*** Block opens ***

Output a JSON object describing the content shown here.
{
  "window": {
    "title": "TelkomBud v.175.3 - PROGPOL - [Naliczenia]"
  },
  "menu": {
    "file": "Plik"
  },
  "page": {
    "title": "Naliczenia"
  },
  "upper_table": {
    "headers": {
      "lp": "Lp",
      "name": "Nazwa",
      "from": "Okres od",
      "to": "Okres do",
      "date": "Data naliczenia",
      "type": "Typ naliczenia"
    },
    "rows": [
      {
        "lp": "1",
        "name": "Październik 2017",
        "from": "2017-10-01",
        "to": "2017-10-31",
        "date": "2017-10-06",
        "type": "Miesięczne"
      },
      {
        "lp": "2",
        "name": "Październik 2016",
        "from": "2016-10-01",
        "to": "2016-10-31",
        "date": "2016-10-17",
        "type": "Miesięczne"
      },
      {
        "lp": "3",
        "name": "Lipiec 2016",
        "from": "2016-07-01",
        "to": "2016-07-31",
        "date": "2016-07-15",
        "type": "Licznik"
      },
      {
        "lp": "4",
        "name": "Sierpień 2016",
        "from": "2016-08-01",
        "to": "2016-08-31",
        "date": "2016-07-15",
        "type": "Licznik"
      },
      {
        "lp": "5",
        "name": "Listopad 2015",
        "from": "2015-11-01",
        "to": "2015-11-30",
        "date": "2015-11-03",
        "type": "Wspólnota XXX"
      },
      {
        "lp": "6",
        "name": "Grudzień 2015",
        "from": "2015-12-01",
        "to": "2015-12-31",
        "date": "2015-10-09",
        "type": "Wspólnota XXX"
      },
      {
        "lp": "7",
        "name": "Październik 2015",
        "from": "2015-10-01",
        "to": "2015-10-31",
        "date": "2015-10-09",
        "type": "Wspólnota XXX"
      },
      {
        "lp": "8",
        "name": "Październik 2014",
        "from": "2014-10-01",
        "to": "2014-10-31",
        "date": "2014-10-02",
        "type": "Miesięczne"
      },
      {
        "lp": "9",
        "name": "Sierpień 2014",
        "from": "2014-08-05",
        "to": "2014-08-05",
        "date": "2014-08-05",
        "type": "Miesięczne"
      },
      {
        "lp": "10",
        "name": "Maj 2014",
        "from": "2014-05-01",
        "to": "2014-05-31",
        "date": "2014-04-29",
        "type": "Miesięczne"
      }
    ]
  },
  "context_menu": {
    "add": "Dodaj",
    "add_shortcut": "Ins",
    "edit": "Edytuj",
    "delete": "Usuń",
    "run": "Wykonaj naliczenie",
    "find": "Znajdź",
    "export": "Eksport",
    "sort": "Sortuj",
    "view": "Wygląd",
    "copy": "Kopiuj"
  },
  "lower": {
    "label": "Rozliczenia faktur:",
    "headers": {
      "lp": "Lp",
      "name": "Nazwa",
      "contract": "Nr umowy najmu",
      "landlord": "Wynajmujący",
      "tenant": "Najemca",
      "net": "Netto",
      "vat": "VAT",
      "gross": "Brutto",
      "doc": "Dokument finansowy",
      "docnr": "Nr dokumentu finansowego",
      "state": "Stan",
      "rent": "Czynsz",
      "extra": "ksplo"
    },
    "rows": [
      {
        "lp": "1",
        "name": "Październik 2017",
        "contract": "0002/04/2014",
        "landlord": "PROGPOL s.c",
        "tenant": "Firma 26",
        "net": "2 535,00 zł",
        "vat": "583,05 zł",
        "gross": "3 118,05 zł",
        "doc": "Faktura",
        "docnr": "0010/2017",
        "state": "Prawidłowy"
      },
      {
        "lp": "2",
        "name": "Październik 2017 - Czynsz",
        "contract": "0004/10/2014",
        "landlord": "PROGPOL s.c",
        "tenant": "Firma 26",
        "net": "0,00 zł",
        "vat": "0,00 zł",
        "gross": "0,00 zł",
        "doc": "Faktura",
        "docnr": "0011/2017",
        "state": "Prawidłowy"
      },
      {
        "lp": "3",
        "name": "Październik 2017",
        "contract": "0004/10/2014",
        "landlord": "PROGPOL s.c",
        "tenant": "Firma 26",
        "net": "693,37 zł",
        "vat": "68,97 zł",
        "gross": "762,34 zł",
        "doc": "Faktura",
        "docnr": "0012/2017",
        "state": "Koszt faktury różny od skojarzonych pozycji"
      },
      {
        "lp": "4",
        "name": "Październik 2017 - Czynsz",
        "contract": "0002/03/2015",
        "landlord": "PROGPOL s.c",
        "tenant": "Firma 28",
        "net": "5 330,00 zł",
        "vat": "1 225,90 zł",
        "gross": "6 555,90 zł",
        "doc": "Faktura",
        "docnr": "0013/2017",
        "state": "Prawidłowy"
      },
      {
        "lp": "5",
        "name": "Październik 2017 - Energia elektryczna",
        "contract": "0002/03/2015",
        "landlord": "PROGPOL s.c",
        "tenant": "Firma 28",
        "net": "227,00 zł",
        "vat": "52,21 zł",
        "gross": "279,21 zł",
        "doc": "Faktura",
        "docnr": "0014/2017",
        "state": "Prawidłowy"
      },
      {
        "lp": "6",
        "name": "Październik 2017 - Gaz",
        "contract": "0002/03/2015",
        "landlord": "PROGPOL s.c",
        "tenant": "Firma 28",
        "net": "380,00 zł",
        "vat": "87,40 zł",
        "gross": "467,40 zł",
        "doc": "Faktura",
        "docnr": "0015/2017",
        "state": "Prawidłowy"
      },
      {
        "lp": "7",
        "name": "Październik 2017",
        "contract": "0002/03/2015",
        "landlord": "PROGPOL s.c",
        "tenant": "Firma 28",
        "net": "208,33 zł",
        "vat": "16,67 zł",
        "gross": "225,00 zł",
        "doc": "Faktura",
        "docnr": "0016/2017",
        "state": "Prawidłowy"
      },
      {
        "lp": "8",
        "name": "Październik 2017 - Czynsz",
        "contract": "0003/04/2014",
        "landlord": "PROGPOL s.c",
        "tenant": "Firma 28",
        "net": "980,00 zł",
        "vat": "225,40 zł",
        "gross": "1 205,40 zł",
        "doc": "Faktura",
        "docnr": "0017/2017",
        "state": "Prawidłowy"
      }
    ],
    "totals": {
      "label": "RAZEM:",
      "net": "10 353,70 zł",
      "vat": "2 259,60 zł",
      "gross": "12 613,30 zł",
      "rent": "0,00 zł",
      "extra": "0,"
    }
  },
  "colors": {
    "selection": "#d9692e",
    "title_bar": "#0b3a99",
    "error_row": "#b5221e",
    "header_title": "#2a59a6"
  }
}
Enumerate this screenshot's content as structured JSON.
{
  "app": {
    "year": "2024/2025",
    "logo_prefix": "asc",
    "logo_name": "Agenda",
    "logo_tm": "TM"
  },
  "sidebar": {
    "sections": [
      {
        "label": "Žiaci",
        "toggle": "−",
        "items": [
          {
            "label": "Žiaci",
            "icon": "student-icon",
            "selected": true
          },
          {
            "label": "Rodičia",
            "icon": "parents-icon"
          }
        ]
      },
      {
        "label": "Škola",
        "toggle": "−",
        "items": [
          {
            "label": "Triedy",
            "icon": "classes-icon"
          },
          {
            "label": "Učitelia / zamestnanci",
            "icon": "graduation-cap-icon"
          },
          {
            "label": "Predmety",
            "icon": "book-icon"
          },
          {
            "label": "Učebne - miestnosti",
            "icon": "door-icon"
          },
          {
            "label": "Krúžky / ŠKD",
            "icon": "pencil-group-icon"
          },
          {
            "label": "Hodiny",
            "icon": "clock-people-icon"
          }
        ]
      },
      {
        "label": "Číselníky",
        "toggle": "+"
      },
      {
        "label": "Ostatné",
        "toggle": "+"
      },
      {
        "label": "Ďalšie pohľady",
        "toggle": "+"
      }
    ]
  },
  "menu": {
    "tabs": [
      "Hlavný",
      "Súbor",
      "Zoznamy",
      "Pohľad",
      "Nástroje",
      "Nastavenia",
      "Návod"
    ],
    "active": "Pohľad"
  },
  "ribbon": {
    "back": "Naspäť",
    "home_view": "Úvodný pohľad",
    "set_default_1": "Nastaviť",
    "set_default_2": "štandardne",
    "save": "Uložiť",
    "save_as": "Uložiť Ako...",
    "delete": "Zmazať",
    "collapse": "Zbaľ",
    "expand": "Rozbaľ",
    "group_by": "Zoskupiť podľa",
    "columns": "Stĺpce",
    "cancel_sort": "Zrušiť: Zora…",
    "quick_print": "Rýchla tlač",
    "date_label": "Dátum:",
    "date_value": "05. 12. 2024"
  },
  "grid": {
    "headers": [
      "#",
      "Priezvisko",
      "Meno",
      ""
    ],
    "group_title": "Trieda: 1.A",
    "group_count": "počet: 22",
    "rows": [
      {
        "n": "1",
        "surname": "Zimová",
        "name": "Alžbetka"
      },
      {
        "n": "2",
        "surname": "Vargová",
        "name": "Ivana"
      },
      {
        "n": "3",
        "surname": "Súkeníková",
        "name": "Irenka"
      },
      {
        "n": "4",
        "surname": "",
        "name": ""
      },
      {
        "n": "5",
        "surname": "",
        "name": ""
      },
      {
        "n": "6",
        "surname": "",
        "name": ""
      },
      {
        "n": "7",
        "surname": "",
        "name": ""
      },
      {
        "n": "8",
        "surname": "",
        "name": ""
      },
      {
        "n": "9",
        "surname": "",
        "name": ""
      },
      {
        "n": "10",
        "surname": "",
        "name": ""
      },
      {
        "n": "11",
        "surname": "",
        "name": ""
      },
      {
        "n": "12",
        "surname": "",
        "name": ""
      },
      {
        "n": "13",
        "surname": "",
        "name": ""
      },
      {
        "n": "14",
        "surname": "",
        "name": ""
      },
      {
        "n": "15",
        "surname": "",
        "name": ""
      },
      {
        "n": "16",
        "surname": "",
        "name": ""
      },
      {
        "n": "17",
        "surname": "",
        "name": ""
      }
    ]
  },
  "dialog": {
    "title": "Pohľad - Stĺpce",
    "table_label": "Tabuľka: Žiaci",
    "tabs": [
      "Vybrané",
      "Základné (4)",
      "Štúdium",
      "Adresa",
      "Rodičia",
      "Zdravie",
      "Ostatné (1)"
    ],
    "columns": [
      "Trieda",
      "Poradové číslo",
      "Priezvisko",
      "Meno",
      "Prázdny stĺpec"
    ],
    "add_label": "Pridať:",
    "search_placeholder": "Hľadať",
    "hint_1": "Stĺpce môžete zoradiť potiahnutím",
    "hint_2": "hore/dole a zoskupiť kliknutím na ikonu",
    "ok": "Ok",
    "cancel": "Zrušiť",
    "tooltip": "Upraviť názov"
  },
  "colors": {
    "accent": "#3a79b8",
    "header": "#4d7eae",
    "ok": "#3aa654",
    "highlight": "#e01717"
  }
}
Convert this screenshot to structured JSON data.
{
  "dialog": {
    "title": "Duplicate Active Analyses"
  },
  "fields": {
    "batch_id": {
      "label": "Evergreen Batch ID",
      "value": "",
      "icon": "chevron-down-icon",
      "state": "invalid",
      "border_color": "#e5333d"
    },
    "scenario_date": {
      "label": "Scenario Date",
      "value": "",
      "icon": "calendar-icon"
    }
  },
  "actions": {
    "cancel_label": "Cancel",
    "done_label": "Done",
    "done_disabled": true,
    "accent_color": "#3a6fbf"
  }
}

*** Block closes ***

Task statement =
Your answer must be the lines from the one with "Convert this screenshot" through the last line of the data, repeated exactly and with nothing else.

Answer to this task =
Convert this screenshot to structured JSON data.
{
  "dialog": {
    "title": "Duplicate Active Analyses"
  },
  "fields": {
    "batch_id": {
      "label": "Evergreen Batch ID",
      "value": "",
      "icon": "chevron-down-icon",
      "state": "invalid",
      "border_color": "#e5333d"
    },
    "scenario_date": {
      "label": "Scenario Date",
      "value": "",
      "icon": "calendar-icon"
    }
  },
  "actions": {
    "cancel_label": "Cancel",
    "done_label": "Done",
    "done_disabled": true,
    "accent_color": "#3a6fbf"
  }
}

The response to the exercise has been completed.